Belgian King Names Parliament Leader to Form Government | Europe| News and current affairs from around the continent | DW | 28.12.2008
  1. Inhalt
  2. Navigation
  3. Weitere Inhalte
  4. Metanavigation
  5. Suche
  6. Choose from 30 Languages


Belgian King Names Parliament Leader to Form Government

Belgium's King Albert II on Sunday appointed the president of the country's parliament, Dutch-speaking conservative Herman van Rompuy, 61, as prime minister, palace sources confirmed.


The appointment ends months of political turmoil in Belgium

The appointment comes a little more than a week after the previous premier resigned.

The king received van Rompuy "in audience at the Royal Palace of Laeken (and) charged him with forming a government. He accepted this mission," a statement from the palace announced.

Van Rompuy is a lifetime member of the Christian Democratic party (CD&V) in Dutch-speaking Flanders, having served as vice president of

the party's youth wing in the 1970s before rising through the ranks to serve as budget minister from 1993 to 1999.

A philosophy graduate with a master's degree in economics, he also served as the party's chief negotiator in the formation of no fewer than eight governments in the 1980s and 1990s -- an experience which is likely to stand him in good stead in his new post.

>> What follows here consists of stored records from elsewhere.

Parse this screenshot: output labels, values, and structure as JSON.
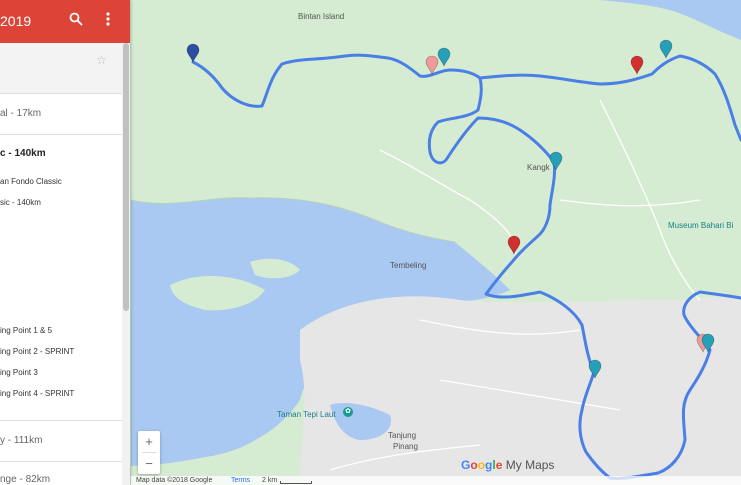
{
  "panel": {
    "title": "2019",
    "layers": [
      {
        "name": "al - 17km",
        "active": false
      },
      {
        "name": "c - 140km",
        "active": true
      },
      {
        "name": "y - 111km",
        "active": false
      },
      {
        "name": "nge - 82km",
        "active": false
      }
    ],
    "active_items": [
      "an Fondo Classic",
      "sic - 140km",
      "ing Point 1 & 5",
      "ing Point 2 - SPRINT",
      "ing Point 3",
      "ing Point 4 - SPRINT"
    ]
  },
  "map": {
    "place_labels": [
      "Bintan Island",
      "Kangk",
      "Tembeling",
      "Museum Bahari Bi",
      "Taman Tepi Laut",
      "Tanjung",
      "Pinang"
    ],
    "water_color": "#a9c8f2",
    "land_color": "#d6ecd2",
    "urban_color": "#e6e6e6",
    "route_color": "#4a7fe6",
    "markers": [
      {
        "color": "#2b4fa0"
      },
      {
        "color": "#ef9a9a"
      },
      {
        "color": "#26a0b8"
      },
      {
        "color": "#d32f2f"
      },
      {
        "color": "#26a0b8"
      },
      {
        "color": "#26a0b8"
      },
      {
        "color": "#d32f2f"
      },
      {
        "color": "#26a0b8"
      },
      {
        "color": "#ef9a9a"
      },
      {
        "color": "#26a0b8"
      }
    ]
  },
  "controls": {
    "zoom_in": "+",
    "zoom_out": "−"
  },
  "branding": {
    "google": "Google",
    "my_maps": "My Maps"
  },
  "footer": {
    "map_data": "Map data ©2018 Google",
    "terms": "Terms",
    "scale": "2 km"
  }
}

"He was a strong deputy prime minister and a very successful budget minister. He has experience of leading the country in difficult times economically and budgetarily - all this makes him the right man to form a government," the CD&V said in a statement.

Outspoken government critic

Van Rompuy's nomination comes after the five-party coalition government headed by his party colleague, Yves Leterme, 48, fell amidst accusations that Leterme had tried to influence judges in the sale of collapsed banking giant Fortis.

Van Rompuy was an outspoken critic of that government, which was stitched together in March after nine months of negotiations, and which spent much of its time deadlocked over the explosive question of how power and wealth should be divided between Belgium's two main regions, Dutch-speaking Flanders and French-speaking Wallonia.

The coalition was characterized by "many promises, few results -the opposite of what I want," he wrote on the CD&V Web site.

"I vote for affordable care in hospitals and rest homes, affordable housing for young couples, competitive businesses, a zero-tolerance policy on drugs, security and investment in the future, (and) education and public transport," he wrote before his appointment.

His nomination follows a week of inter-party negotiations led by former premier Wilfried Martens, 72, whom the king appointed as royal "explorer" on December 21.

Martens' efforts focused on preserving the five-party coalition forged by Leterme and finding politicians from within the fallen premier's party with enough status to lead it.

The 61-year-old van Rompuy had hitherto said that he did not want the job, which comes as Belgium is struggling with the consequences of the global financial crisis and with bitter infighting between French and Dutch-peaking politicians.

The feud over the division of power and wealth between Flanders and Wallonia has dogged the country's leaders ever since elections in June 2007.

Leterme emerged as the surprise winner of the vote, but feuding between the regions was so intense that it took him nine months to form a government.

DW recommends